(Page and application data records)
╭──

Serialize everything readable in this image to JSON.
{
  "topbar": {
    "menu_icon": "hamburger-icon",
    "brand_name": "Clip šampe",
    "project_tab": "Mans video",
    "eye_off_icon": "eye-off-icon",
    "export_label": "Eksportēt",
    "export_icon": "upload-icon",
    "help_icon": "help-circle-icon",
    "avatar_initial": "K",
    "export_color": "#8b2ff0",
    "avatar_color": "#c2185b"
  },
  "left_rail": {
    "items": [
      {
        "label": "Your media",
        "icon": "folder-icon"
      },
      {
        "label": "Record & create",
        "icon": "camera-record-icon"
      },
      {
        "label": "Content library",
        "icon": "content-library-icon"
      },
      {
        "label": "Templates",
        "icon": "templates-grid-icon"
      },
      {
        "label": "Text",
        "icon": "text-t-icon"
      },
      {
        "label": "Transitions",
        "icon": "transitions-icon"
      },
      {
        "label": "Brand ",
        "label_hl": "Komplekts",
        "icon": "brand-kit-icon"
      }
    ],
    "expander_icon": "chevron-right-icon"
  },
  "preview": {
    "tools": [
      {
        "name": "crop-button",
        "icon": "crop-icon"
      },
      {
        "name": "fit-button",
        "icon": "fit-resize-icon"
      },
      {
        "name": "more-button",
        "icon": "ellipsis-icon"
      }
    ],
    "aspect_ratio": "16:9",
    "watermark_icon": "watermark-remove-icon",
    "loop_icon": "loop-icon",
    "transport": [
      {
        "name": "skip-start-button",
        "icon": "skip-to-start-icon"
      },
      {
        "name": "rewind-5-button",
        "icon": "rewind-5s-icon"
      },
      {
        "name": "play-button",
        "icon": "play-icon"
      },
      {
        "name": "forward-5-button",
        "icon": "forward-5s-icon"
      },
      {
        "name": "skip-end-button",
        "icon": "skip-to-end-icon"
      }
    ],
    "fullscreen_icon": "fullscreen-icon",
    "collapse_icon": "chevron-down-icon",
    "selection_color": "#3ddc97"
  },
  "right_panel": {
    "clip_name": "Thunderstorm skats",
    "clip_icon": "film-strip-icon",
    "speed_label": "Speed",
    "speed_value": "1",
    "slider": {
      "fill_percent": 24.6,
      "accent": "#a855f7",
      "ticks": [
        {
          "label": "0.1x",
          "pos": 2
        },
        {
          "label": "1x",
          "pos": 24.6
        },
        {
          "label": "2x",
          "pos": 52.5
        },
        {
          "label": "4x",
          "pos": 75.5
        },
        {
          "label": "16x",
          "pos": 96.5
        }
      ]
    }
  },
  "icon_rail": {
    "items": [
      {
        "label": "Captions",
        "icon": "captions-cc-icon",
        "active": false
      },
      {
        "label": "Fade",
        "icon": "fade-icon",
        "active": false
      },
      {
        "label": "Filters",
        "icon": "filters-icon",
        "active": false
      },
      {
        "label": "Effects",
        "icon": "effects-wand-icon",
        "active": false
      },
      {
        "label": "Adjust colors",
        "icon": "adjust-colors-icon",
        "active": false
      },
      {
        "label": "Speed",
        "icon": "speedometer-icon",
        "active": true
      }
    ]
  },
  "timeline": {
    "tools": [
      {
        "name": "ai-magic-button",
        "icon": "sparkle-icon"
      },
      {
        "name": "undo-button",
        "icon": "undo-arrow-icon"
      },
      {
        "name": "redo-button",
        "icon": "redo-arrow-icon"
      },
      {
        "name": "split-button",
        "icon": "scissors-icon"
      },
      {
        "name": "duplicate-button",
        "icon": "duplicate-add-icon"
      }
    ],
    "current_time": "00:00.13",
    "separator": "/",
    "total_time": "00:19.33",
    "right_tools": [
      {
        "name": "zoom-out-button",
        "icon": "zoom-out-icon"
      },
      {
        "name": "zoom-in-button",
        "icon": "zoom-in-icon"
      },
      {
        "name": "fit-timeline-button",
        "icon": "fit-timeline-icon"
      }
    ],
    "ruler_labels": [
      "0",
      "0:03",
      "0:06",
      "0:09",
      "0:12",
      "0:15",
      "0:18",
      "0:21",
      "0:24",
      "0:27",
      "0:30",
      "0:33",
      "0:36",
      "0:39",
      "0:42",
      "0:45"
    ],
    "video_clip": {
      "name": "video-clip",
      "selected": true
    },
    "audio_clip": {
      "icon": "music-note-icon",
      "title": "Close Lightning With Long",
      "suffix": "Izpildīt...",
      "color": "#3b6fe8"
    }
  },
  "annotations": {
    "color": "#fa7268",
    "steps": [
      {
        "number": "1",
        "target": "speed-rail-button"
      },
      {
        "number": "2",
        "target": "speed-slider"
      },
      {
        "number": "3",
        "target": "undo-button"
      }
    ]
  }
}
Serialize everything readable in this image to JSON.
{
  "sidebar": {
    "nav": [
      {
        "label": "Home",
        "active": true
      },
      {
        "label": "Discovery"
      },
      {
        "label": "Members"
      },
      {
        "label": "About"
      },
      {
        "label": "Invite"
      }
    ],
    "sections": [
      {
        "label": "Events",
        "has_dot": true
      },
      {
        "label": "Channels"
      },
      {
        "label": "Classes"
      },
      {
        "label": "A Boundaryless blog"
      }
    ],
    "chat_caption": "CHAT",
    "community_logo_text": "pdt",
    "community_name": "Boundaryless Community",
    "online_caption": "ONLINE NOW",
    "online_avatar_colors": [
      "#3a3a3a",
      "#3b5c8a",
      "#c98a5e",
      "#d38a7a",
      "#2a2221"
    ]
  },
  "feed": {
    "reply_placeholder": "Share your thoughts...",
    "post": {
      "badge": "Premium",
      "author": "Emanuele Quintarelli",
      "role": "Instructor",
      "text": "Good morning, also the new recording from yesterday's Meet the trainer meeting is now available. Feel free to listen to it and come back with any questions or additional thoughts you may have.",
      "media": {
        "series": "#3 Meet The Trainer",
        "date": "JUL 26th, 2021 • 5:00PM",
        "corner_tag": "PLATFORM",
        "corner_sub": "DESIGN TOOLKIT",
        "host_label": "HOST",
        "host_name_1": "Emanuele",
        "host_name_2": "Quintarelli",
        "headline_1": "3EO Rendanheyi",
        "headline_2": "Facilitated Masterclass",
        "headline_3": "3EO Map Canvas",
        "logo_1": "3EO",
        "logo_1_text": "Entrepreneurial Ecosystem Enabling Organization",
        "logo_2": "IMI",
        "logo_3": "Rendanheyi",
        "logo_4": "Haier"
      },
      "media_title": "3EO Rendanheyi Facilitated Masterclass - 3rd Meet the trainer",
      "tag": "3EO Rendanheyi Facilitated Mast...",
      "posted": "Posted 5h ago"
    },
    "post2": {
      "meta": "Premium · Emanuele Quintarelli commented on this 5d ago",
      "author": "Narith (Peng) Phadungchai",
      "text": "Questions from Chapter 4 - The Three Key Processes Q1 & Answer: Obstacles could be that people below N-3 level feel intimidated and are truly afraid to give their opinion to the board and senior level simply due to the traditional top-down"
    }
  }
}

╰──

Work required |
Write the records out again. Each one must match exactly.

Final answer |
Serialize everything readable in this image to JSON.
{
  "topbar": {
    "menu_icon": "hamburger-icon",
    "brand_name": "Clip šampe",
    "project_tab": "Mans video",
    "eye_off_icon": "eye-off-icon",
    "export_label": "Eksportēt",
    "export_icon": "upload-icon",
    "help_icon": "help-circle-icon",
    "avatar_initial": "K",
    "export_color": "#8b2ff0",
    "avatar_color": "#c2185b"
  },
  "left_rail": {
    "items": [
      {
        "label": "Your media",
        "icon": "folder-icon"
      },
      {
        "label": "Record & create",
        "icon": "camera-record-icon"
      },
      {
        "label": "Content library",
        "icon": "content-library-icon"
      },
      {
        "label": "Templates",
        "icon": "templates-grid-icon"
      },
      {
        "label": "Text",
        "icon": "text-t-icon"
      },
      {
        "label": "Transitions",
        "icon": "transitions-icon"
      },
      {
        "label": "Brand ",
        "label_hl": "Komplekts",
        "icon": "brand-kit-icon"
      }
    ],
    "expander_icon": "chevron-right-icon"
  },
  "preview": {
    "tools": [
      {
        "name": "crop-button",
        "icon": "crop-icon"
      },
      {
        "name": "fit-button",
        "icon": "fit-resize-icon"
      },
      {
        "name": "more-button",
        "icon": "ellipsis-icon"
      }
    ],
    "aspect_ratio": "16:9",
    "watermark_icon": "watermark-remove-icon",
    "loop_icon": "loop-icon",
    "transport": [
      {
        "name": "skip-start-button",
        "icon": "skip-to-start-icon"
      },
      {
        "name": "rewind-5-button",
        "icon": "rewind-5s-icon"
      },
      {
        "name": "play-button",
        "icon": "play-icon"
      },
      {
        "name": "forward-5-button",
        "icon": "forward-5s-icon"
      },
      {
        "name": "skip-end-button",
        "icon": "skip-to-end-icon"
      }
    ],
    "fullscreen_icon": "fullscreen-icon",
    "collapse_icon": "chevron-down-icon",
    "selection_color": "#3ddc97"
  },
  "right_panel": {
    "clip_name": "Thunderstorm skats",
    "clip_icon": "film-strip-icon",
    "speed_label": "Speed",
    "speed_value": "1",
    "slider": {
      "fill_percent": 24.6,
      "accent": "#a855f7",
      "ticks": [
        {
          "label": "0.1x",
          "pos": 2
        },
        {
          "label": "1x",
          "pos": 24.6
        },
        {
          "label": "2x",
          "pos": 52.5
        },
        {
          "label": "4x",
          "pos": 75.5
        },
        {
          "label": "16x",
          "pos": 96.5
        }
      ]
    }
  },
  "icon_rail": {
    "items": [
      {
        "label": "Captions",
        "icon": "captions-cc-icon",
        "active": false
      },
      {
        "label": "Fade",
        "icon": "fade-icon",
        "active": false
      },
      {
        "label": "Filters",
        "icon": "filters-icon",
        "active": false
      },
      {
        "label": "Effects",
        "icon": "effects-wand-icon",
        "active": false
      },
      {
        "label": "Adjust colors",
        "icon": "adjust-colors-icon",
        "active": false
      },
      {
        "label": "Speed",
        "icon": "speedometer-icon",
        "active": true
      }
    ]
  },
  "timeline": {
    "tools": [
      {
        "name": "ai-magic-button",
        "icon": "sparkle-icon"
      },
      {
        "name": "undo-button",
        "icon": "undo-arrow-icon"
      },
      {
        "name": "redo-button",
        "icon": "redo-arrow-icon"
      },
      {
        "name": "split-button",
        "icon": "scissors-icon"
      },
      {
        "name": "duplicate-button",
        "icon": "duplicate-add-icon"
      }
    ],
    "current_time": "00:00.13",
    "separator": "/",
    "total_time": "00:19.33",
    "right_tools": [
      {
        "name": "zoom-out-button",
        "icon": "zoom-out-icon"
      },
      {
        "name": "zoom-in-button",
        "icon": "zoom-in-icon"
      },
      {
        "name": "fit-timeline-button",
        "icon": "fit-timeline-icon"
      }
    ],
    "ruler_labels": [
      "0",
      "0:03",
      "0:06",
      "0:09",
      "0:12",
      "0:15",
      "0:18",
      "0:21",
      "0:24",
      "0:27",
      "0:30",
      "0:33",
      "0:36",
      "0:39",
      "0:42",
      "0:45"
    ],
    "video_clip": {
      "name": "video-clip",
      "selected": true
    },
    "audio_clip": {
      "icon": "music-note-icon",
      "title": "Close Lightning With Long",
      "suffix": "Izpildīt...",
      "color": "#3b6fe8"
    }
  },
  "annotations": {
    "color": "#fa7268",
    "steps": [
      {
        "number": "1",
        "target": "speed-rail-button"
      },
      {
        "number": "2",
        "target": "speed-slider"
      },
      {
        "number": "3",
        "target": "undo-button"
      }
    ]
  }
}
Serialize everything readable in this image to JSON.
{
  "sidebar": {
    "nav": [
      {
        "label": "Home",
        "active": true
      },
      {
        "label": "Discovery"
      },
      {
        "label": "Members"
      },
      {
        "label": "About"
      },
      {
        "label": "Invite"
      }
    ],
    "sections": [
      {
        "label": "Events",
        "has_dot": true
      },
      {
        "label": "Channels"
      },
      {
        "label": "Classes"
      },
      {
        "label": "A Boundaryless blog"
      }
    ],
    "chat_caption": "CHAT",
    "community_logo_text": "pdt",
    "community_name": "Boundaryless Community",
    "online_caption": "ONLINE NOW",
    "online_avatar_colors": [
      "#3a3a3a",
      "#3b5c8a",
      "#c98a5e",
      "#d38a7a",
      "#2a2221"
    ]
  },
  "feed": {
    "reply_placeholder": "Share your thoughts...",
    "post": {
      "badge": "Premium",
      "author": "Emanuele Quintarelli",
      "role": "Instructor",
      "text": "Good morning, also the new recording from yesterday's Meet the trainer meeting is now available. Feel free to listen to it and come back with any questions or additional thoughts you may have.",
      "media": {
        "series": "#3 Meet The Trainer",
        "date": "JUL 26th, 2021 • 5:00PM",
        "corner_tag": "PLATFORM",
        "corner_sub": "DESIGN TOOLKIT",
        "host_label": "HOST",
        "host_name_1": "Emanuele",
        "host_name_2": "Quintarelli",
        "headline_1": "3EO Rendanheyi",
        "headline_2": "Facilitated Masterclass",
        "headline_3": "3EO Map Canvas",
        "logo_1": "3EO",
        "logo_1_text": "Entrepreneurial Ecosystem Enabling Organization",
        "logo_2": "IMI",
        "logo_3": "Rendanheyi",
        "logo_4": "Haier"
      },
      "media_title": "3EO Rendanheyi Facilitated Masterclass - 3rd Meet the trainer",
      "tag": "3EO Rendanheyi Facilitated Mast...",
      "posted": "Posted 5h ago"
    },
    "post2": {
      "meta": "Premium · Emanuele Quintarelli commented on this 5d ago",
      "author": "Narith (Peng) Phadungchai",
      "text": "Questions from Chapter 4 - The Three Key Processes Q1 & Answer: Obstacles could be that people below N-3 level feel intimidated and are truly afraid to give their opinion to the board and senior level simply due to the traditional top-down"
    }
  }
}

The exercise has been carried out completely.